Today, we pay tribute to the fortitude, determination and bravery of our ancestors. Emancipation Day, August 1, 1838 was a defining moment in the history of Jamaica, and it affirmed the inalienable right of ex-slaves to life and liberty. At last they had hope that they could be masters of their own destiny and contribute to the creation of a society in which their children would not have to grow up as slaves, but as free human beings.
No longer would the weak and sickly ones, who could not manage rigorous plantation work, be deliberately drowned at sea as the ship owners or Merchants select fit ones. The Zong Memorial in Black River, St Elizabeth stands as a grim reminder of the inhumane treatment that was meted out to the slaves, and is a blemish on the history of mankind.
The road to freedom which our ancestors charted 171 years ago is littered with sacrificial struggles, and today we need to rediscover the passion and zeal which motivated them in their quest for freedom.
Unfortunately, we continue to be enslaved in many ways. Low levels of education prevent us from being liberated from mental slavery and poverty. We still find ourselves obligated to others, and even among ourselves we are still shackled by intolerance, lack of respect, breakdown in family life, neglect and abuse of our children.
In addition, we continue to struggle with meritocracy where persons feel excluded from opportunities of educational advancement and the social and economic enrichment of their lives. These factors are crippling our prospects for development and demand that we continue to struggle to be emancipated from them also.
We have to rekindle hope in a vision for Jamaica. I believe the time has come for us to rekindle the hopes, dreams and aspirations of our African ancestors.
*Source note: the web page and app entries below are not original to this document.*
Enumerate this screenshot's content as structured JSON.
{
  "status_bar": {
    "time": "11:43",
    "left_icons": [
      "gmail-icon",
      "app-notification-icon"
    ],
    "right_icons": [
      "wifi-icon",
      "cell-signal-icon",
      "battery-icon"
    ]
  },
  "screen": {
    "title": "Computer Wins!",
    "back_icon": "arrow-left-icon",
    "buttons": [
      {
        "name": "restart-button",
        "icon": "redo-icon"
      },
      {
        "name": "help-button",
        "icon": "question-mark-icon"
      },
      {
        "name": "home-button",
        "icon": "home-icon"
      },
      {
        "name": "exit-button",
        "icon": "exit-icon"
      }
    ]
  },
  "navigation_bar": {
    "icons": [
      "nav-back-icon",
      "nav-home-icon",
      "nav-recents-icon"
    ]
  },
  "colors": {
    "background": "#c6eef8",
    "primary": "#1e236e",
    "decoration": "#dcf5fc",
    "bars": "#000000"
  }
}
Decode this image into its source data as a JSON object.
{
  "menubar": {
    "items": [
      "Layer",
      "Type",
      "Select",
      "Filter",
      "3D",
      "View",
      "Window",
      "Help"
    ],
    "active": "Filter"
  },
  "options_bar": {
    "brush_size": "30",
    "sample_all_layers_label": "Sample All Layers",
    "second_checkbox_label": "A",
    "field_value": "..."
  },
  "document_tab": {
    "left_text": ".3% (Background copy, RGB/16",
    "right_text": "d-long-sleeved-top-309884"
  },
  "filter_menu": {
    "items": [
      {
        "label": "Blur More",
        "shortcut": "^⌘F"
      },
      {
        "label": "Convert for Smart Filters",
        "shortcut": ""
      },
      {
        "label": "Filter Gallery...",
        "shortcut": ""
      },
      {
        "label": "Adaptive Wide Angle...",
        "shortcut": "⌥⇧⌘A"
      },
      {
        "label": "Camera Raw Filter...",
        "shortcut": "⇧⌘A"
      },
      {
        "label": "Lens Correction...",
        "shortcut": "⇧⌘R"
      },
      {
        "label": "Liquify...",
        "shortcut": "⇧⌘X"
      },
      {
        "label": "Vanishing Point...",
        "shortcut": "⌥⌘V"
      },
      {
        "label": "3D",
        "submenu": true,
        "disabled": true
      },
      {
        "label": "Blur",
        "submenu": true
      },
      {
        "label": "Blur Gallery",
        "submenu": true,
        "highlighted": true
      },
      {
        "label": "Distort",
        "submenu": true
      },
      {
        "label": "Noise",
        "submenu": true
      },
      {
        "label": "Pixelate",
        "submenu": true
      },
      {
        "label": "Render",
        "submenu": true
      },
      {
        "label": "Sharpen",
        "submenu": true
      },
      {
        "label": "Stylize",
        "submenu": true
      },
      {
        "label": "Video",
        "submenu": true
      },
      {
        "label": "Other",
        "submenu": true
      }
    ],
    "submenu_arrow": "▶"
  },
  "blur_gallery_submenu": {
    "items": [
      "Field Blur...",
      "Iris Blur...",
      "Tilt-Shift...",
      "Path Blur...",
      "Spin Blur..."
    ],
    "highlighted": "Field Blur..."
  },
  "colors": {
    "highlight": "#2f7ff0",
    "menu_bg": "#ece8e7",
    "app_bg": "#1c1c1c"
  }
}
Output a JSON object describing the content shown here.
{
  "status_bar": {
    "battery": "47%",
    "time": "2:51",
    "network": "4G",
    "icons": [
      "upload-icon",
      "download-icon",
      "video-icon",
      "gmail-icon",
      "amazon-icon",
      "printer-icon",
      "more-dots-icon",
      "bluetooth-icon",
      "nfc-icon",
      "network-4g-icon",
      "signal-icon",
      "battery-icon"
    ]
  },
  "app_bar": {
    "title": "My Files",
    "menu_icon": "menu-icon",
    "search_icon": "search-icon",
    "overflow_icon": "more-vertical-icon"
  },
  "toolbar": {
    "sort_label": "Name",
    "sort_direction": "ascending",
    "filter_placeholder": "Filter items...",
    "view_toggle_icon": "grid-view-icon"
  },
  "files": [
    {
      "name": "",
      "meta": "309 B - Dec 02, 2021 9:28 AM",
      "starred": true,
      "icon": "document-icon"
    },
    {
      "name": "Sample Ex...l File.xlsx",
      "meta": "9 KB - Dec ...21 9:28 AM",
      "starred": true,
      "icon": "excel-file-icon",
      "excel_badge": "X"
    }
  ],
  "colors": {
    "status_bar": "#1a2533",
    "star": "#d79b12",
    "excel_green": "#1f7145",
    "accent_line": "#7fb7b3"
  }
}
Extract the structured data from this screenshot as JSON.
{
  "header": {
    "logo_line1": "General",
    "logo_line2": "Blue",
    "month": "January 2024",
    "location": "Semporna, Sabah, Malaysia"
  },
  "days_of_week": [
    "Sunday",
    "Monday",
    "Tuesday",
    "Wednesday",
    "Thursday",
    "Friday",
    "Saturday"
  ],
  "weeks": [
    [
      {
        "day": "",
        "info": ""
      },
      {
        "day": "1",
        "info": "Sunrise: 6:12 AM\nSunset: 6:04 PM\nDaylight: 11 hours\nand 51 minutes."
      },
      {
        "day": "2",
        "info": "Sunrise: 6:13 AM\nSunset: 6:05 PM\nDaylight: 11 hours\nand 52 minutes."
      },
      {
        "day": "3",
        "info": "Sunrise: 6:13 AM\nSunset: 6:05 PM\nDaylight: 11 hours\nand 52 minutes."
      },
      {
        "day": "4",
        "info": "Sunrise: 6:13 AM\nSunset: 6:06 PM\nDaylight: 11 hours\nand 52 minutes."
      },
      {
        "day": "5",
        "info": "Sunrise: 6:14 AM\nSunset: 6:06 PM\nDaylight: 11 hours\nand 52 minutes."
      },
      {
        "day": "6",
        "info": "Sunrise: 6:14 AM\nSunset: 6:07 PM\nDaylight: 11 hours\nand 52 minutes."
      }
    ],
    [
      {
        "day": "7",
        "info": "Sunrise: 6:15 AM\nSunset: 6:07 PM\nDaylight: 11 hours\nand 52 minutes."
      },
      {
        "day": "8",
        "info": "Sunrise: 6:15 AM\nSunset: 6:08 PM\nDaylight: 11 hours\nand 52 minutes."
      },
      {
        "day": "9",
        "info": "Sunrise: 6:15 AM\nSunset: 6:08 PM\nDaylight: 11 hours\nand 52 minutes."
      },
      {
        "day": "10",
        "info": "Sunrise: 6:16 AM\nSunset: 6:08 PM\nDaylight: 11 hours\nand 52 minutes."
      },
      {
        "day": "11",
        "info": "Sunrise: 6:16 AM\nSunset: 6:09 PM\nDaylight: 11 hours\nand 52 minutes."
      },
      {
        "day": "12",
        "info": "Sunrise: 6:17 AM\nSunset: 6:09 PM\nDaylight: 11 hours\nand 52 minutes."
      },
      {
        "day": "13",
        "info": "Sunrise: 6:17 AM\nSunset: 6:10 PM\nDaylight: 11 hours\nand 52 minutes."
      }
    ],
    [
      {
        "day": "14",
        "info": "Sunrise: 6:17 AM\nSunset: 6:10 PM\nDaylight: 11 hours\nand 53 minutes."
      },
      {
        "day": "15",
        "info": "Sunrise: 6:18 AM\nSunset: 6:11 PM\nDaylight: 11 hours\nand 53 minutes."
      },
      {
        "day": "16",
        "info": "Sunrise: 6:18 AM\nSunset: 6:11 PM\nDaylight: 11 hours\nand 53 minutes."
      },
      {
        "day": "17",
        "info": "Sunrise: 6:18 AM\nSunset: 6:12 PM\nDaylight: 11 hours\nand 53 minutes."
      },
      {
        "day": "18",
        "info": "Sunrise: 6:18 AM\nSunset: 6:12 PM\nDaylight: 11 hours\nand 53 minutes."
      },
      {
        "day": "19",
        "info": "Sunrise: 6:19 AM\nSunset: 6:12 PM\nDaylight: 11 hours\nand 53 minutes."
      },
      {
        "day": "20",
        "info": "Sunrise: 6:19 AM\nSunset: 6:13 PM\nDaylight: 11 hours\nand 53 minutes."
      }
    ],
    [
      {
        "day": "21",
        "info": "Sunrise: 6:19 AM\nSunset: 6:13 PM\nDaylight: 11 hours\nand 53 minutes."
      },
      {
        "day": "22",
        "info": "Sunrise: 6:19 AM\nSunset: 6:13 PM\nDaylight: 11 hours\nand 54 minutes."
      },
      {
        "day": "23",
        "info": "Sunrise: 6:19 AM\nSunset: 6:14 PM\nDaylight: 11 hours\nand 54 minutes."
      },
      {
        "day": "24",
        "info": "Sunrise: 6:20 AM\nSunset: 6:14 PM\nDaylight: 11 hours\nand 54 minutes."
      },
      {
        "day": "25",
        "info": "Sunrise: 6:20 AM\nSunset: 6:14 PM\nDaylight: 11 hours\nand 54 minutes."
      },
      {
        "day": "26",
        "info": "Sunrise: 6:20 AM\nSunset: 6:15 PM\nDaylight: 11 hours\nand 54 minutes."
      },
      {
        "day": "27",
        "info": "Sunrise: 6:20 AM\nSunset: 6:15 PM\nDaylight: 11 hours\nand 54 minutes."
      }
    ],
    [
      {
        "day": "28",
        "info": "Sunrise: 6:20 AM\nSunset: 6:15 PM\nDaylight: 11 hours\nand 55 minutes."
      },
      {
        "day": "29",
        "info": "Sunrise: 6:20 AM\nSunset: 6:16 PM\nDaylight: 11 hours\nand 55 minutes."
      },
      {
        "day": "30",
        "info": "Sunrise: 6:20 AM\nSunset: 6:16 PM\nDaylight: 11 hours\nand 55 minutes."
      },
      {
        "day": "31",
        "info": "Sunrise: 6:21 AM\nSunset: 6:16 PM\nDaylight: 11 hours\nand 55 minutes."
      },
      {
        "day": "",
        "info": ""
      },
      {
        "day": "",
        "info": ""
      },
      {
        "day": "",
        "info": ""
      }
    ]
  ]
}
This aspect of our past should inform our strategic objectives for the future. Our Motto, “Out of Many One People” must mean that every single Jamaican, from whichever background or ethnic origin, should coalesce around a common goal to free this nation from the ills which are gradually enslaving us.
We need to be courageous, to say to the few among us who are demeaning our country that we are no longer prepared to accept things the way they are. They must understand in no uncertain terms that Jamaicans want to restore a value system where the measure of a real man is not by the number of guns he slings, the number of persons he kills, or the number of children he sires, but rather, the extent to which he cares for, and supports his family.
I believe that each of us is placed here by our Creator to enhance the quality of life of those around us. In this regard, a rekindling of the spirit of volunteerism will see us working together to heal our nation. Let us plant seeds of hope in the hearts of our young people so they can dream dreams of who they can become, and the contribution they can make to Jamaica.
National Hero the Rt. Excellent Marcus Garvey once said, “…life is not worth its salt except you can live it for some purpose. And the noblest purpose for which to live is the emancipation of the race and the emancipation of posterity.”
We need to realise that the destiny of Jamaica is bound up in the destiny of all of us. I therefore urge all Jamaicans to give meaning and purpose to your lives; speak with one voice and demonstrate that together we all believe in Jamaica.
Thank you and may God bless you!